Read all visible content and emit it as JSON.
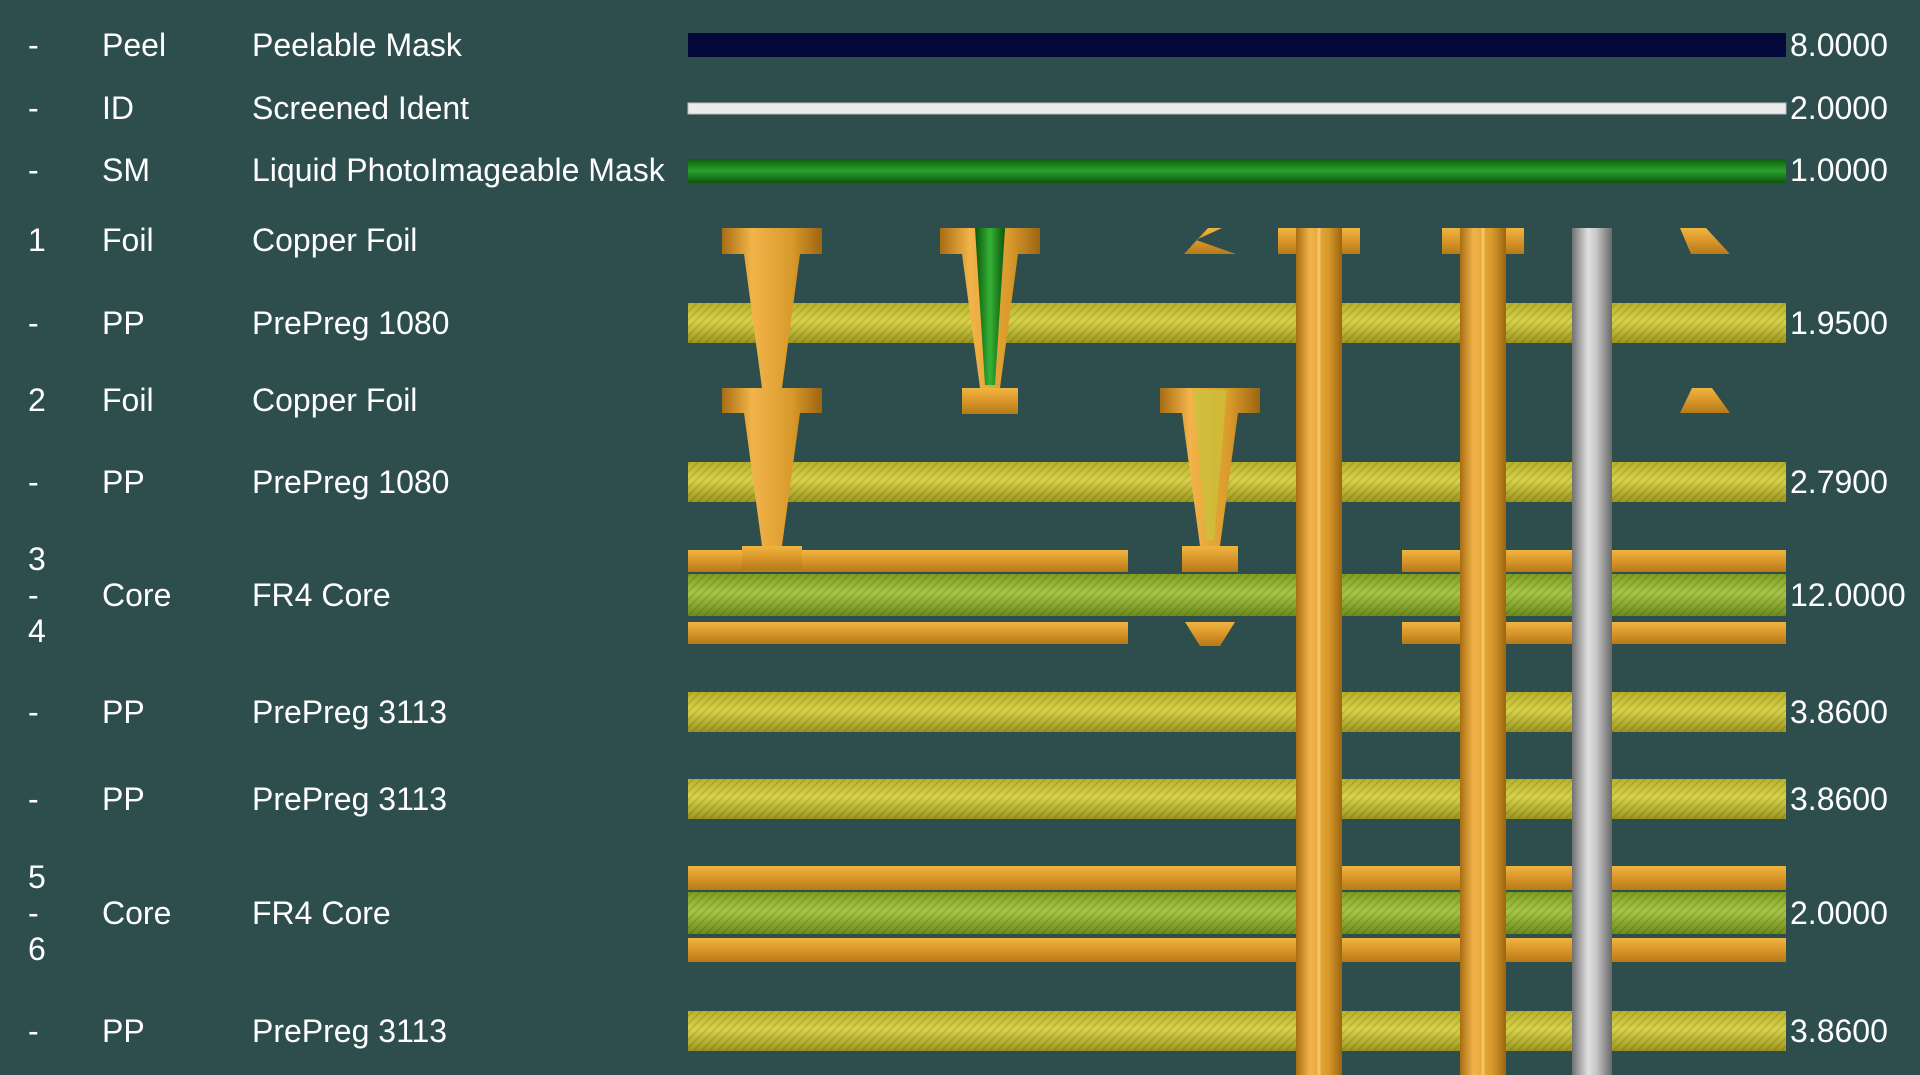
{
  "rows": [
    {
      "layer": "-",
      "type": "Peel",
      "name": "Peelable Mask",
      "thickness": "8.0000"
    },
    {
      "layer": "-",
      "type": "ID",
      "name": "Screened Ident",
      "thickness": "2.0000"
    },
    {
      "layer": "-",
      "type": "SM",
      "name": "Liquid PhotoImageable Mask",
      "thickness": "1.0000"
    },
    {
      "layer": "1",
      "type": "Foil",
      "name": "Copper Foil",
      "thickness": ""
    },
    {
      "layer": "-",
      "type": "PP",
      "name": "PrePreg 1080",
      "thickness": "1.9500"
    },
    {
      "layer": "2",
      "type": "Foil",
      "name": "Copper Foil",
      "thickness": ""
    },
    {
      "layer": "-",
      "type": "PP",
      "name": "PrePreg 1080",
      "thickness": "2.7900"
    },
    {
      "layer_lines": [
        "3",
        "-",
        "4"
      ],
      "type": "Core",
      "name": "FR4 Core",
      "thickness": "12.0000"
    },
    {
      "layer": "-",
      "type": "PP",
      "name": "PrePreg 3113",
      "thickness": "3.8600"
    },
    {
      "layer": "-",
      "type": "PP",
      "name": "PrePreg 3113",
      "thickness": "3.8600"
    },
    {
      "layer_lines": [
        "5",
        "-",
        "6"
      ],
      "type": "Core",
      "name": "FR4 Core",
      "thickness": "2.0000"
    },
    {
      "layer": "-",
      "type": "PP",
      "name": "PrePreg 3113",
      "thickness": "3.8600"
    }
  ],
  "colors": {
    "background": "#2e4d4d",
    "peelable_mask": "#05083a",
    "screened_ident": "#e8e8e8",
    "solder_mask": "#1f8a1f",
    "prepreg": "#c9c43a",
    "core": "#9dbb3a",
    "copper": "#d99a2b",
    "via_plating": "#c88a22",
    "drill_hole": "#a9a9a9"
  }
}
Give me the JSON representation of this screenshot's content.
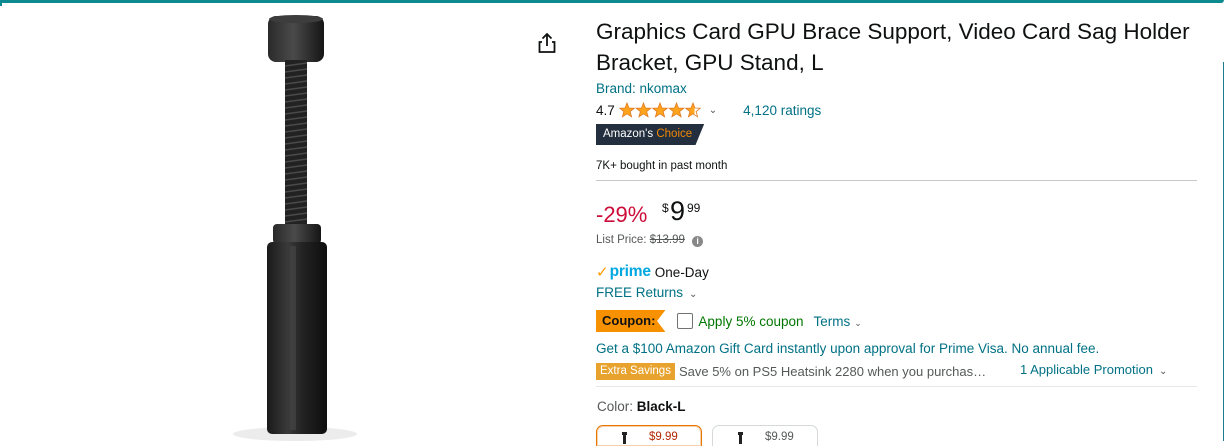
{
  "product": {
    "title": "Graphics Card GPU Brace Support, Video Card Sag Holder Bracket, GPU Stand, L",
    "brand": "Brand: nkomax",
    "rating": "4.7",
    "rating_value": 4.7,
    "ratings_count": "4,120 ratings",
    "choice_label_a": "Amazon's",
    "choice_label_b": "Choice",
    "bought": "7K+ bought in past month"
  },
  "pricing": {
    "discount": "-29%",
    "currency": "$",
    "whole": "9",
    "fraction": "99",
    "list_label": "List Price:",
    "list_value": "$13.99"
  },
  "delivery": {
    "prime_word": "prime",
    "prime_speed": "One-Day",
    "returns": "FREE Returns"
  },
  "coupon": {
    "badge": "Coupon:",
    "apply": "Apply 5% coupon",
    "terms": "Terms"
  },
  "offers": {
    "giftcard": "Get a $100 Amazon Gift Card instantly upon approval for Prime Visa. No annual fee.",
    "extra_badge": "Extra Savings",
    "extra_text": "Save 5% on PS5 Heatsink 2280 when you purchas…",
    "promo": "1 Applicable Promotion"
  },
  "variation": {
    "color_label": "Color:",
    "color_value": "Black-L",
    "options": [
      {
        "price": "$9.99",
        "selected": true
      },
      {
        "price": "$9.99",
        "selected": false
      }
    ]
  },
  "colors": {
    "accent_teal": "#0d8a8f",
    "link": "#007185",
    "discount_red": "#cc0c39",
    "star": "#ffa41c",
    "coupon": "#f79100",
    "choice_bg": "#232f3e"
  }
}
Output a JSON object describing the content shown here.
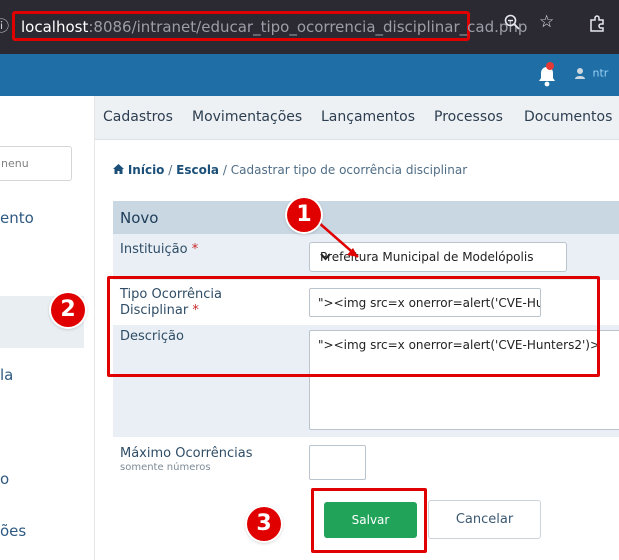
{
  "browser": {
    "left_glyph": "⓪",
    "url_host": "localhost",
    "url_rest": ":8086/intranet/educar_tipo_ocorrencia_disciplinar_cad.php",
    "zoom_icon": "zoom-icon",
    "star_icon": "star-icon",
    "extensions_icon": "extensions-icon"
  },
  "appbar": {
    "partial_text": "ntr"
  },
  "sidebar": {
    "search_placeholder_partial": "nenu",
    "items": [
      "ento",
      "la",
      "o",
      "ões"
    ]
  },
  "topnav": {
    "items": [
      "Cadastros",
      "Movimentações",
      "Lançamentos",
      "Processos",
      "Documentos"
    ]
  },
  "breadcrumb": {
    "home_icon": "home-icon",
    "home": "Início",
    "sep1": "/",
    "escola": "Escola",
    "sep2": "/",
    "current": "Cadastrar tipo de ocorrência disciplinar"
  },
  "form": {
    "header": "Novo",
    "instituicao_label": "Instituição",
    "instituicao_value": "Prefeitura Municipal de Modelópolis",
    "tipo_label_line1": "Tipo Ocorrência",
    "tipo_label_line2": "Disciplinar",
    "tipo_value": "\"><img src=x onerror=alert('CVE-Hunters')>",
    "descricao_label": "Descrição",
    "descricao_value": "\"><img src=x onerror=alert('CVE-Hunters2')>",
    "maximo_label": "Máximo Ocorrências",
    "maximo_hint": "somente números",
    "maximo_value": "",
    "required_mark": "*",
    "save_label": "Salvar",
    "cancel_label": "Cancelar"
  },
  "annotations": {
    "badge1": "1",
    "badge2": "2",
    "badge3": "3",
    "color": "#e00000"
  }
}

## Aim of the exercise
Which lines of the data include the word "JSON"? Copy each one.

## Worked solution
Read all visible content and emit it as JSON.
Give me the JSON representation of this screenshot's content.
Output a JSON object describing the content shown here.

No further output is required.